**Try it:** Return a copy of each line in the listing that includes the word "false".

**Dataset records:**
------------------------------------------------------------------------
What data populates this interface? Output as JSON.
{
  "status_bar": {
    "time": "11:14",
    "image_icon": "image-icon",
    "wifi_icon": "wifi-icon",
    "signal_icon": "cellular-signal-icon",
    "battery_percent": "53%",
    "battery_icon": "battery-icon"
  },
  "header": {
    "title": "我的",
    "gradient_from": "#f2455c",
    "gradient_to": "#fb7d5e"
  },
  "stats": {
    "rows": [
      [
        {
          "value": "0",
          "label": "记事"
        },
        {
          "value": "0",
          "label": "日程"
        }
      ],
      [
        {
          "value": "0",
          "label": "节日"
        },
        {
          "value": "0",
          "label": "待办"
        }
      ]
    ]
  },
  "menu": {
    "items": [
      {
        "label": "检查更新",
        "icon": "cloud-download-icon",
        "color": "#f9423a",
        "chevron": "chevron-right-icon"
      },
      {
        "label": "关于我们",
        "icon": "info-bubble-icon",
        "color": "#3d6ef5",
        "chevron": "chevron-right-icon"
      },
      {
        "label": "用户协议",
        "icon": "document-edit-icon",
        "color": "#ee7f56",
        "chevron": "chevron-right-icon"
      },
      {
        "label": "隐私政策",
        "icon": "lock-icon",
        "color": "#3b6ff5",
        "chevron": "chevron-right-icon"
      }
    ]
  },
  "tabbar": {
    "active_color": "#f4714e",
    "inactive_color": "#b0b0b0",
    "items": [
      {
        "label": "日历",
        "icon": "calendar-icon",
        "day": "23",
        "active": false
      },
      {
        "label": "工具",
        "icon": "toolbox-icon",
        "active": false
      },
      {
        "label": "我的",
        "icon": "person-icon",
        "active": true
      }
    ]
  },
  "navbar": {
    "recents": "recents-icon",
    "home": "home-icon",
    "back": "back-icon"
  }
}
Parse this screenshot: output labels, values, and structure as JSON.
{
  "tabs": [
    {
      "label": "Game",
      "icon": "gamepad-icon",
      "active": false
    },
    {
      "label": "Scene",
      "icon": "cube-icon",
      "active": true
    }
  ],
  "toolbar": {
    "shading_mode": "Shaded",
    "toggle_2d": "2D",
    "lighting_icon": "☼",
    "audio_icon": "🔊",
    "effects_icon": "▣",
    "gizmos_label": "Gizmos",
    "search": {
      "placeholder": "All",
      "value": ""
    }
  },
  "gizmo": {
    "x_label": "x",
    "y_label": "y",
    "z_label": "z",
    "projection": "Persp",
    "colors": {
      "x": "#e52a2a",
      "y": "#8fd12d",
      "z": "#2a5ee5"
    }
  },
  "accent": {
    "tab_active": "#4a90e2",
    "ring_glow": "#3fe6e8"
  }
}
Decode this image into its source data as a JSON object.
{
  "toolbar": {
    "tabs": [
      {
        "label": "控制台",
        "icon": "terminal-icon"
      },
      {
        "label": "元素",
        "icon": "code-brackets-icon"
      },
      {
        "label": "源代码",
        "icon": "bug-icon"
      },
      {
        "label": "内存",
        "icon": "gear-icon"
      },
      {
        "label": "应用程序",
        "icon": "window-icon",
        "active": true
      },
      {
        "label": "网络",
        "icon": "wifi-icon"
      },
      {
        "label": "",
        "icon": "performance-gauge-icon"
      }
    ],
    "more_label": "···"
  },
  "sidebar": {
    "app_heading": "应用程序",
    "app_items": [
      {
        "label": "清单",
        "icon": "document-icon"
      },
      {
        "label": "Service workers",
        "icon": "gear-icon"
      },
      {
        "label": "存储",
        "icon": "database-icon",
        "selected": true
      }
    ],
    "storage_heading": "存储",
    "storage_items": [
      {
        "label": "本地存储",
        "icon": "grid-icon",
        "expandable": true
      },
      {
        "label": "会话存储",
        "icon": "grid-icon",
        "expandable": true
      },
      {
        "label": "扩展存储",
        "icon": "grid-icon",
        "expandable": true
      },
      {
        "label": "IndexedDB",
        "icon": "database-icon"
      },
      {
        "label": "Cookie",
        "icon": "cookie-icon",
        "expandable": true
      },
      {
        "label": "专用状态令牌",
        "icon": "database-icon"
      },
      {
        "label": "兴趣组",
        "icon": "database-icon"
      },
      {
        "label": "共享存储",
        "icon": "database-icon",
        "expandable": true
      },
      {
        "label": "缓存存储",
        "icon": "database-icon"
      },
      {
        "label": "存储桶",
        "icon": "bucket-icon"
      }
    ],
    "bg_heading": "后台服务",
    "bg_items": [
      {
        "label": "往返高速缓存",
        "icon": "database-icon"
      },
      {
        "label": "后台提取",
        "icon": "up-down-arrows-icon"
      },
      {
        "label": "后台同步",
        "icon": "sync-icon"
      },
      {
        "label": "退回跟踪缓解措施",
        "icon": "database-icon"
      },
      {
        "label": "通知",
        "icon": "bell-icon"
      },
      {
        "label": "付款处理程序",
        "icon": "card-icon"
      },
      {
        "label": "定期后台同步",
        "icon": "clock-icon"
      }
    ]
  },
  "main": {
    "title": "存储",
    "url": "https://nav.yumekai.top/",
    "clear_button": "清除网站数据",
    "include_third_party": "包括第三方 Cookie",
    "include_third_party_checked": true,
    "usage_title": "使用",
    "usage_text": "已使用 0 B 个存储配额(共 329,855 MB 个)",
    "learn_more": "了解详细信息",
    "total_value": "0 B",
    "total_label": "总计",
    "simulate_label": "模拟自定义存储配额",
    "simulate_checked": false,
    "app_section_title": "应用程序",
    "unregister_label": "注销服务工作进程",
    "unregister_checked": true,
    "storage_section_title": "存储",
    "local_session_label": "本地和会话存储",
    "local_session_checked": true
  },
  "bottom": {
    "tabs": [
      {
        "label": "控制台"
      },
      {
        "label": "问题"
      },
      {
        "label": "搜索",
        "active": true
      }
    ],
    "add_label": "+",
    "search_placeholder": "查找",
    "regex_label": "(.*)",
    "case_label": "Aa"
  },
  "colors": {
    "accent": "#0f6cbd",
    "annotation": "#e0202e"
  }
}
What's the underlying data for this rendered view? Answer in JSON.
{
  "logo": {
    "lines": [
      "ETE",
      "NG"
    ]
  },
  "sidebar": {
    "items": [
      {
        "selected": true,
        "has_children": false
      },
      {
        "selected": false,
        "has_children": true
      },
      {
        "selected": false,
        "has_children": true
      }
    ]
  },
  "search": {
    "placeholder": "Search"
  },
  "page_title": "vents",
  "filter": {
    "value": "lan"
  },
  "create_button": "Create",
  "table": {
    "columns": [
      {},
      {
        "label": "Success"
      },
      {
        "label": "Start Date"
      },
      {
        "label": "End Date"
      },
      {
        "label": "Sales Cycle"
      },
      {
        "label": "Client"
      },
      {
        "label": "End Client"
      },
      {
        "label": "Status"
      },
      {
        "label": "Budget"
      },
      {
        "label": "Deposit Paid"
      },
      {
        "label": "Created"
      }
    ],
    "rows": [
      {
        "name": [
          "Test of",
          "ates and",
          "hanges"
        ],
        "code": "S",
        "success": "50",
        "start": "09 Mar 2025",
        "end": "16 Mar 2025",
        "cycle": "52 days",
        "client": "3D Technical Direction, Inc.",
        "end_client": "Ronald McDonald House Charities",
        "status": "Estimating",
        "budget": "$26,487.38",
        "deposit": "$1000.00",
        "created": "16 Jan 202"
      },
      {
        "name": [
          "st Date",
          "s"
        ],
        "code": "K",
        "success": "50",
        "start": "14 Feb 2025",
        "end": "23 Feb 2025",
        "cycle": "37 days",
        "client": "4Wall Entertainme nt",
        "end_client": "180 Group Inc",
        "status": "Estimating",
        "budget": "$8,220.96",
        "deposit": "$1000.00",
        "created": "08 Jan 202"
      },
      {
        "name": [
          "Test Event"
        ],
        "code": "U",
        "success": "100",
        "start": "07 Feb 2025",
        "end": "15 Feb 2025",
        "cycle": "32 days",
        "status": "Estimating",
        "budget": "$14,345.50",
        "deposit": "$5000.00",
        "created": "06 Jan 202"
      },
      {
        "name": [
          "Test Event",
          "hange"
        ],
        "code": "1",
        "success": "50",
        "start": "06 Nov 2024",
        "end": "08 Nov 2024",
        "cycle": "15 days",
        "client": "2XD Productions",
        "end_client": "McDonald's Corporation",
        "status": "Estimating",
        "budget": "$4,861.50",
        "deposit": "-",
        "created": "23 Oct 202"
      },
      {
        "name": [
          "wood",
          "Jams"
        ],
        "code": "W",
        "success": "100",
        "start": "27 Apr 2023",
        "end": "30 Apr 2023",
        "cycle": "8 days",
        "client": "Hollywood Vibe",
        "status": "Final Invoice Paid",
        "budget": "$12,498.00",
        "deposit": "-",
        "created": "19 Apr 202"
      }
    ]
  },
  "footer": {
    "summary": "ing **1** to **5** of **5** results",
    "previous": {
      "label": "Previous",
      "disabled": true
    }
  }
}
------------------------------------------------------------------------
**Result below:**
        "active": false
        "active": false
      "active": false
    "simulate_checked": false,
        "has_children": false
        "selected": false,
        "selected": false,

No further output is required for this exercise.